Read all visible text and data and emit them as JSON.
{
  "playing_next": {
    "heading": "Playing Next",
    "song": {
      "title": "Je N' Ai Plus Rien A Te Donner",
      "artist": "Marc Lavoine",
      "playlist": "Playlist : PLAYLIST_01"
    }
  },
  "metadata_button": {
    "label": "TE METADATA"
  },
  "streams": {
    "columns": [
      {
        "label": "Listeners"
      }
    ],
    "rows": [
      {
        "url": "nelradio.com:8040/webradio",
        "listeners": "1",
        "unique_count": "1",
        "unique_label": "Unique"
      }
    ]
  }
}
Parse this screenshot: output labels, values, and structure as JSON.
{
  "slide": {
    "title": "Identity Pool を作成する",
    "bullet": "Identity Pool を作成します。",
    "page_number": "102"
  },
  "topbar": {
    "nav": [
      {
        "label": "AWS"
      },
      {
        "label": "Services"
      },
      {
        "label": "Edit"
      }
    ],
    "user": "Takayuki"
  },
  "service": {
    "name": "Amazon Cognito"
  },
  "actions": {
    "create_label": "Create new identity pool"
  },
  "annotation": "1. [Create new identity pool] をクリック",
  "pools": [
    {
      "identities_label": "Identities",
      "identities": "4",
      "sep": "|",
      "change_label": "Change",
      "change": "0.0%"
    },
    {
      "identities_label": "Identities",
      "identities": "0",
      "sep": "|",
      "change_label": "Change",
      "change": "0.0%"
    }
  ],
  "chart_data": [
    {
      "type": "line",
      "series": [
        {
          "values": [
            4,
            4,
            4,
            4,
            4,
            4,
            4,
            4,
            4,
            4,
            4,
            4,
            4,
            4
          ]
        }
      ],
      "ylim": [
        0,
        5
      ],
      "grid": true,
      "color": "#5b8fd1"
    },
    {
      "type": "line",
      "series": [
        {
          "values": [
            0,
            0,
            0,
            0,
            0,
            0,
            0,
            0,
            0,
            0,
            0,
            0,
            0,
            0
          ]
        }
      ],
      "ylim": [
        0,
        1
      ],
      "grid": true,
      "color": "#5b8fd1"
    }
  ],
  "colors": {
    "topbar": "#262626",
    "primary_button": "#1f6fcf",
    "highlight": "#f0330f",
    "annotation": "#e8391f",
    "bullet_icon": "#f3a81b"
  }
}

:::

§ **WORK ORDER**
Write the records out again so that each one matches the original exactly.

§ **ANSWER SECTION**
Read all visible text and data and emit them as JSON.
{
  "playing_next": {
    "heading": "Playing Next",
    "song": {
      "title": "Je N' Ai Plus Rien A Te Donner",
      "artist": "Marc Lavoine",
      "playlist": "Playlist : PLAYLIST_01"
    }
  },
  "metadata_button": {
    "label": "TE METADATA"
  },
  "streams": {
    "columns": [
      {
        "label": "Listeners"
      }
    ],
    "rows": [
      {
        "url": "nelradio.com:8040/webradio",
        "listeners": "1",
        "unique_count": "1",
        "unique_label": "Unique"
      }
    ]
  }
}
Parse this screenshot: output labels, values, and structure as JSON.
{
  "slide": {
    "title": "Identity Pool を作成する",
    "bullet": "Identity Pool を作成します。",
    "page_number": "102"
  },
  "topbar": {
    "nav": [
      {
        "label": "AWS"
      },
      {
        "label": "Services"
      },
      {
        "label": "Edit"
      }
    ],
    "user": "Takayuki"
  },
  "service": {
    "name": "Amazon Cognito"
  },
  "actions": {
    "create_label": "Create new identity pool"
  },
  "annotation": "1. [Create new identity pool] をクリック",
  "pools": [
    {
      "identities_label": "Identities",
      "identities": "4",
      "sep": "|",
      "change_label": "Change",
      "change": "0.0%"
    },
    {
      "identities_label": "Identities",
      "identities": "0",
      "sep": "|",
      "change_label": "Change",
      "change": "0.0%"
    }
  ],
  "chart_data": [
    {
      "type": "line",
      "series": [
        {
          "values": [
            4,
            4,
            4,
            4,
            4,
            4,
            4,
            4,
            4,
            4,
            4,
            4,
            4,
            4
          ]
        }
      ],
      "ylim": [
        0,
        5
      ],
      "grid": true,
      "color": "#5b8fd1"
    },
    {
      "type": "line",
      "series": [
        {
          "values": [
            0,
            0,
            0,
            0,
            0,
            0,
            0,
            0,
            0,
            0,
            0,
            0,
            0,
            0
          ]
        }
      ],
      "ylim": [
        0,
        1
      ],
      "grid": true,
      "color": "#5b8fd1"
    }
  ],
  "colors": {
    "topbar": "#262626",
    "primary_button": "#1f6fcf",
    "highlight": "#f0330f",
    "annotation": "#e8391f",
    "bullet_icon": "#f3a81b"
  }
}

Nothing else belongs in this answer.